We see that the human mind has the ability to learn about all the things of this world. And it has another, higher ability than this, to know itself and to know about this knowledge — this is knowledge of knowledge. And in this knowledge, it is close to the Borei Yisbarach. For when man is born, he is like an animal, and when he acquires knowledge, he attains a level above animals. If he gains great knowledge and wisdom, he goes far beyond the animal, and his consciousness rises to a very high level… And if it busies itself with thoughts of the Borei Yisbarach, he rises to an even higher level and rises exponentially, for then it encompasses all the levels of knowledge. (Sefer Hayashar of Rabbeinu Tam, section 5)

Our human minds have a capacity for contemplation of G-d’s cosmic presence beyond our immediate desires, and accordingly, we may interpret Rebbi’s advice on a deeper level of “Da mah l’maalah — mimcha”: Know that what is Above is within you. (See Nefesh HaChaim, Chapter 6.)

If one attains and develops objective self-awareness, it can serve to repel any urge to sin. But Rebbi adds a free bonus:

“And all your deeds are recorded in a book.”

What is this “book” Rebbi speaks of? Where is it, and when are man’s deeds recorded in it?

On Rosh Hashanah, we plead, “Kasveinu b’sefer hachaim.” Rav Dessler explains that the “book” in which Hashem writes “is the consciousness of man, in which all acts and thoughts are recorded, and hence ‘all your deeds are recorded in a book’; ‘books of the living and books of the dead’; ‘every man’s hand seals it and it will be read out by itself’ ” (Michtav Me’Eliyahu, Vol. IV, p. 92).

Your every act, says Rebbi, your every thought and emotion, is engraved on your soul, and this mass of data makes you what you are. In the language of modern science, if you get upset, that anger is stored somewhere in your brain cells, and if you get upset again, not only is that anger, too, stored in your brain cells, but the original anger is awakened along with it, underpinning the new anger and reinforcing it. It is this stored data that forms our habits, for better or for worse. Our positive and negative behaviors trigger chemical changes in the brain as well.
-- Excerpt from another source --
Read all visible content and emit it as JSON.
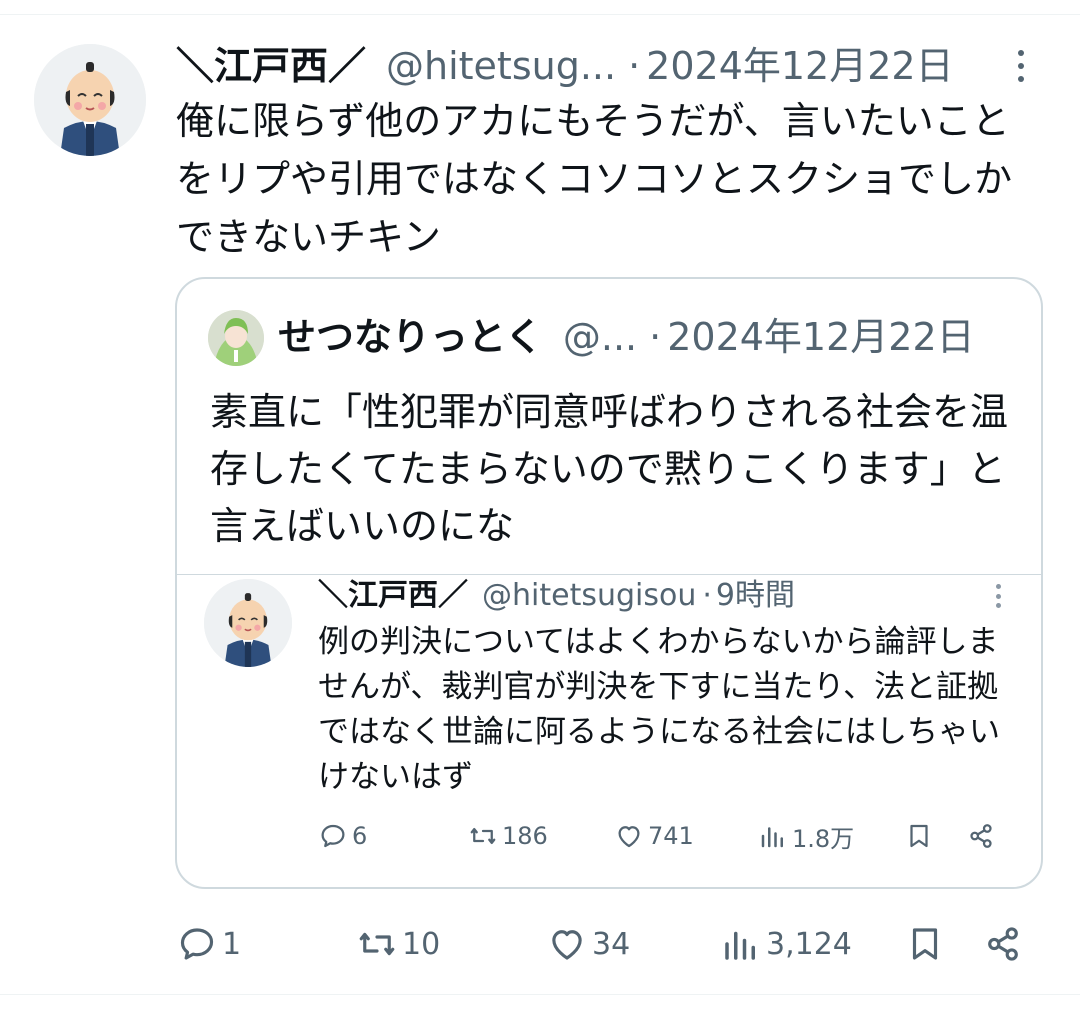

If all this is detectable in man’s outer shell, the physical brain, then surely parallel changes occur on the spiritual level, deep in the neshamah.

Thus, according to Rebbi, with every move we make, we create our own present and future selves. And although with our selective memory, we might forget past actions, nevertheless they are all there within us, guiding and shaping the personality that emerges.

(Originally featured in Mishpacha, Issue 705)